Sicily-An island touching different worlds
Sicily is full of beguiling contrasts. The untamed west vies with the flawless Greek classicism of the east and every Mediterranean civilization has passed by, bequeathing marvels fit for the gods and a rich gastronomic heritage.
Palermo has bustling markets and grand architecture. Sample fish couscous and the typically Sicilian atmosphere of Palermo’s riviera. Erice is a medieval fairy-tale on a hilltop, and Marsala is the eponymous heart of wine country. Nature lovers can walk in Zingaro Nature Reserve and on the lovely sweeping sands of San Vito Lo Capo. Along the coast, Cefalù has it all; fascinating alleys, an imposing square with its grand Norman Cathedral and a long stretch of golden beach.
Western Sicily-a rich melting pot
The most African of the island’s landscapes, the North West saw a cultural melting pot of Phoenicians,Greeks and Arabs settling in Sicily.Their stamp remains.This has also been the historic heartland of the Cosa Nostra network,a fact that today lends little other than a frisson of mistery to towns such as Castellammare,Alcamo and Partinico.
Below sweeping mountain scenery some great beaches are among this largely unspoilt area’s many assetts-from the largely untrammelled sands of Selinunte and the big golden arc of San Vito Lo Capo, to the secluded coves of the Zingaro Nature reserve and the little bay of Guidaloca,east of Scopello.In the west, beachside restaurants specialise in fish couscous while buzzy little cafes,serve delectable deserts called caldo-freddo.
Incontestably,some of the island’s most charismatic ancient sites are also to be found in the West-the Greek temple and theatre of Segesta,surrounded by rolling meadlowland and the Phoenician site on the island of Mozia,just off Marsala.
Selinunte’s Doric columns are special too,as is the Phoenician ruin of Solunto,perched on the slopes of Montecatalfano.But be prepared for contrast.From the vibrant port town of Trapani you can take a boat across to Sicily’s captivating Egadi Islands or a cable car which whisks you up into the medieval walled town of Erice where you can almost feel that you have been transported to Tuscany.

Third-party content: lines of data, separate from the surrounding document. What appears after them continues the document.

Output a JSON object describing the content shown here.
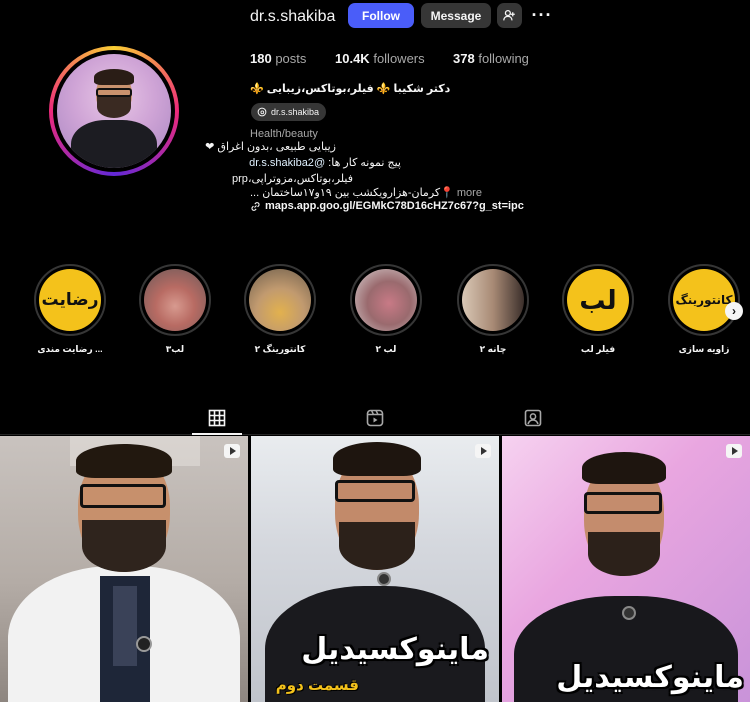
{
  "profile": {
    "username": "dr.s.shakiba",
    "follow_label": "Follow",
    "message_label": "Message",
    "posts_count": "180",
    "posts_label": "posts",
    "followers_count": "10.4K",
    "followers_label": "followers",
    "following_count": "378",
    "following_label": "following",
    "full_name": "⚜️ دکتر شکیبا ⚜️ فیلر،بوتاکس،زیبایی",
    "threads_handle": "dr.s.shakiba",
    "category": "Health/beauty",
    "bio_line1": "زیبایی طبیعی ،بدون اغراق ❤",
    "bio_line2_prefix": "پیج نمونه کار ها: ",
    "bio_line2_mention": "@dr.s.shakiba2",
    "bio_line3": "فیلر،بوتاکس،مزوتراپی،prp",
    "bio_line4": "📍کرمان-هزارویکشب بین ۱۹و۱۷ساختمان ...",
    "more_label": "more",
    "link": "maps.app.goo.gl/EGMkC78D16cHZ7c67?g_st=ipc"
  },
  "highlights": [
    {
      "label": "... رضایت مندی",
      "cover_text": "رضایت"
    },
    {
      "label": "لب۳",
      "cover_text": ""
    },
    {
      "label": "کانتورینگ ۲",
      "cover_text": ""
    },
    {
      "label": "لب ۲",
      "cover_text": ""
    },
    {
      "label": "چانه ۲",
      "cover_text": ""
    },
    {
      "label": "فیلر لب",
      "cover_text": "لب"
    },
    {
      "label": "زاویه سازی",
      "cover_text": "کانتورینگ"
    }
  ],
  "posts": [
    {
      "title": "",
      "subtitle": ""
    },
    {
      "title": "ماینوکسیدیل",
      "subtitle": "قسمت دوم"
    },
    {
      "title": "ماینوکسیدیل",
      "subtitle": ""
    }
  ],
  "colors": {
    "accent": "#4a5df9",
    "highlight_yellow": "#f4c21b"
  }
}
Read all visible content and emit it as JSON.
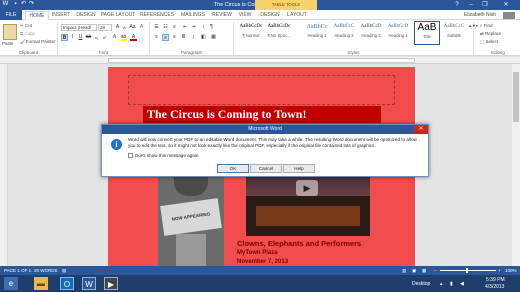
{
  "window": {
    "title": "The Circus is Coming to Town! - Word",
    "help": "?",
    "user": "Elizabeth Nish"
  },
  "table_tools": "TABLE TOOLS",
  "tabs": [
    "FILE",
    "HOME",
    "INSERT",
    "DESIGN",
    "PAGE LAYOUT",
    "REFERENCES",
    "MAILINGS",
    "REVIEW",
    "VIEW",
    "DESIGN",
    "LAYOUT"
  ],
  "clipboard": {
    "cut": "Cut",
    "copy": "Copy",
    "format_painter": "Format Painter",
    "paste": "Paste",
    "label": "Clipboard"
  },
  "font": {
    "name": "Impact (Headi",
    "size": "28",
    "label": "Font"
  },
  "paragraph": {
    "label": "Paragraph"
  },
  "styles": {
    "label": "Styles",
    "items": [
      {
        "sample": "AaBbCcDc",
        "name": "¶ Normal"
      },
      {
        "sample": "AaBbCcDc",
        "name": "¶ No Spac..."
      },
      {
        "sample": "AaBbCc",
        "name": "Heading 1"
      },
      {
        "sample": "AaBbCcC",
        "name": "Heading 2"
      },
      {
        "sample": "AaBbCcD",
        "name": "Heading 3"
      },
      {
        "sample": "AaBbCcD",
        "name": "Heading 4"
      },
      {
        "sample": "AaB",
        "name": "Title"
      },
      {
        "sample": "AaBbCcC",
        "name": "Subtitle"
      }
    ]
  },
  "editing": {
    "find": "Find",
    "replace": "Replace",
    "select": "Select",
    "label": "Editing"
  },
  "document": {
    "headline": "The Circus is Coming to Town!",
    "line1": "Clowns, Elephants and Performers",
    "line2": "MyTown Plaza",
    "line3": "November 7, 2013",
    "sign": "NOW APPEARING"
  },
  "dialog": {
    "title": "Microsoft Word",
    "close": "✕",
    "message": "Word will now convert your PDF to an editable Word document. This may take a while. The resulting Word document will be optimized to allow you to edit the text, so it might not look exactly like the original PDF, especially if the original file contained lots of graphics.",
    "checkbox_label": "Don't show this message again",
    "ok": "OK",
    "cancel": "Cancel",
    "help": "Help"
  },
  "status": {
    "page": "PAGE 1 OF 1",
    "words": "20 WORDS",
    "zoom": "100%"
  },
  "taskbar": {
    "desktop": "Desktop",
    "time": "5:39 PM",
    "date": "4/3/2013"
  },
  "colors": {
    "accent": "#2b579a",
    "page": "#f24d4d",
    "heading_bg": "#c00000"
  }
}
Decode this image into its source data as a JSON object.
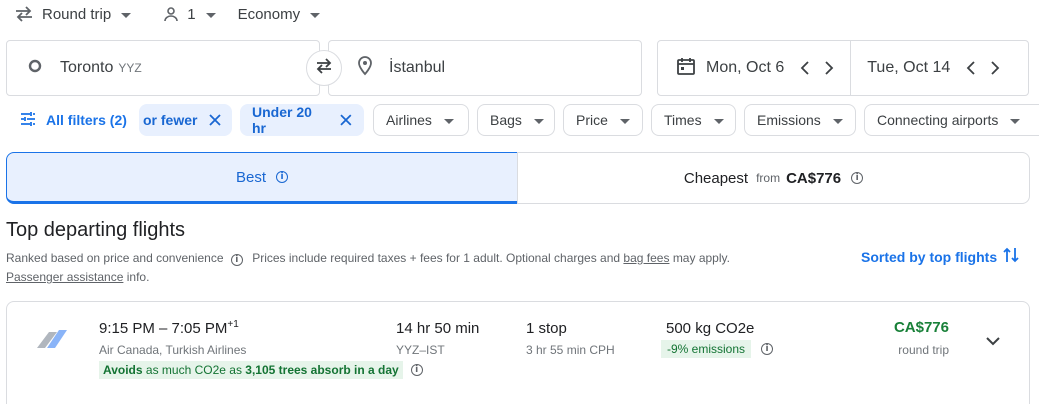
{
  "search": {
    "trip_type": "Round trip",
    "passengers": "1",
    "cabin_class": "Economy",
    "origin_city": "Toronto",
    "origin_code": "YYZ",
    "destination": "İstanbul",
    "depart_date": "Mon, Oct 6",
    "return_date": "Tue, Oct 14"
  },
  "filters": {
    "all_filters": "All filters (2)",
    "active": [
      "or fewer",
      "Under 20 hr"
    ],
    "dropdowns": [
      "Airlines",
      "Bags",
      "Price",
      "Times",
      "Emissions",
      "Connecting airports"
    ]
  },
  "tabs": {
    "best": "Best",
    "cheapest": "Cheapest",
    "cheapest_from": "from",
    "cheapest_price": "CA$776"
  },
  "results": {
    "heading": "Top departing flights",
    "ranked_note": "Ranked based on price and convenience",
    "price_note": "Prices include required taxes + fees for 1 adult. Optional charges and",
    "bag_fees_link": "bag fees",
    "may_apply": "may apply.",
    "passenger_assistance_link": "Passenger assistance",
    "info_suffix": "info.",
    "sorted_label": "Sorted by top flights"
  },
  "flights": [
    {
      "times": "9:15 PM – 7:05 PM",
      "day_offset": "+1",
      "airlines": "Air Canada, Turkish Airlines",
      "duration": "14 hr 50 min",
      "route": "YYZ–IST",
      "stops": "1 stop",
      "layover": "3 hr 55 min CPH",
      "emissions": "500 kg CO2e",
      "emissions_delta": "-9% emissions",
      "price": "CA$776",
      "price_type": "round trip",
      "eco_avoids": "Avoids",
      "eco_mid": "as much CO2e as",
      "eco_bold": "3,105 trees absorb in a day"
    }
  ],
  "colors": {
    "accent": "#1a73e8",
    "price_green": "#188038",
    "eco_bg": "#e6f4ea"
  }
}
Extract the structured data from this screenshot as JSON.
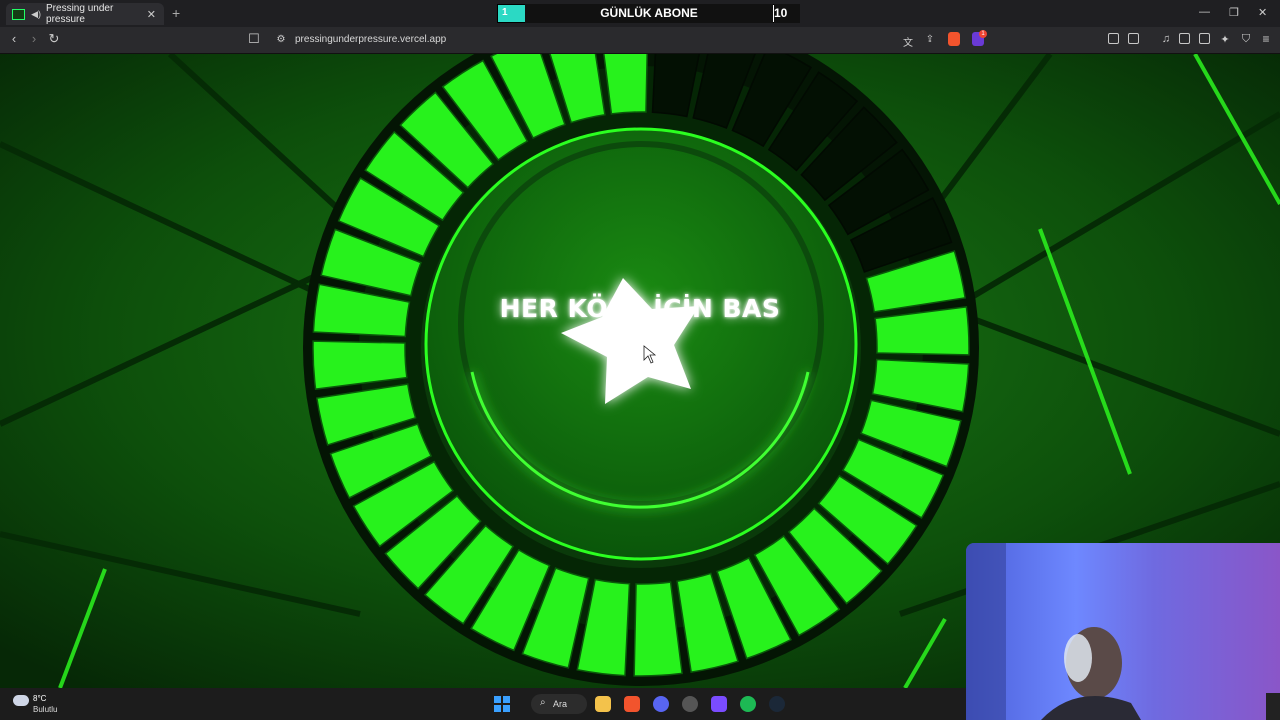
{
  "browser": {
    "tab_title": "Pressing under pressure",
    "new_tab_icon": "+",
    "url": "pressingunderpressure.vercel.app",
    "shield_badge": "",
    "notif_badge": "1"
  },
  "subscriber_widget": {
    "label": "GÜNLÜK ABONE",
    "current": "1",
    "target": "10",
    "progress": 0.1,
    "fill_color": "#2bd9c4"
  },
  "game": {
    "prompt": "HER KÖŞE İÇİN BAS",
    "ring_segments_total": 36,
    "ring_segments_filled": 29,
    "accent": "#27f21c",
    "icon": "star-icon"
  },
  "taskbar": {
    "weather_temp": "8°C",
    "weather_desc": "Bulutlu",
    "search_label": "Ara"
  }
}
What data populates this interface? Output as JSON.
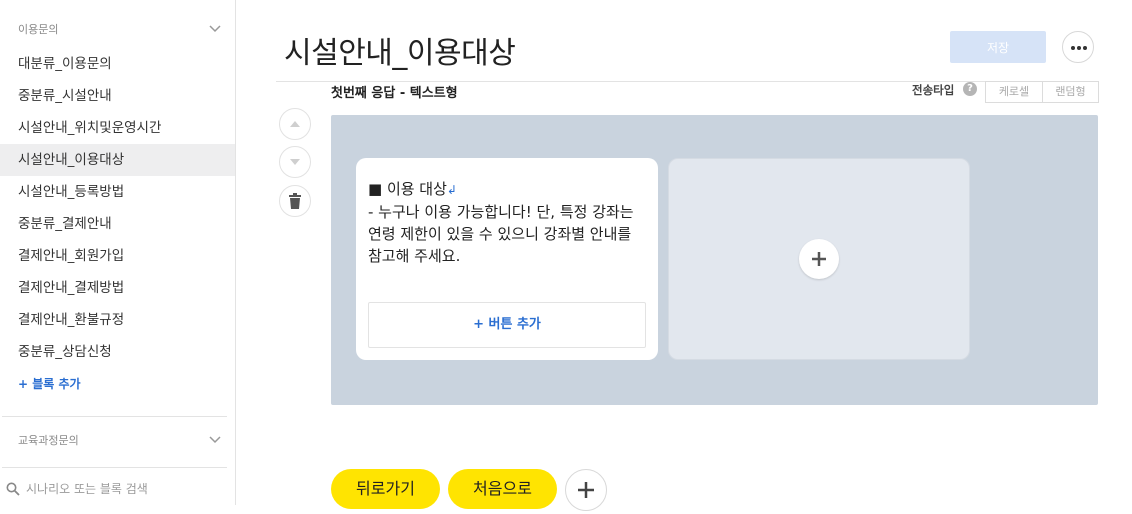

You only need a Visa if you are coming from South Africa, not from other countries such as Canada, USA, Australia, New Zealand etc.Of course, you would need a valid passport. Make photocopies of your passport for your piece of mind.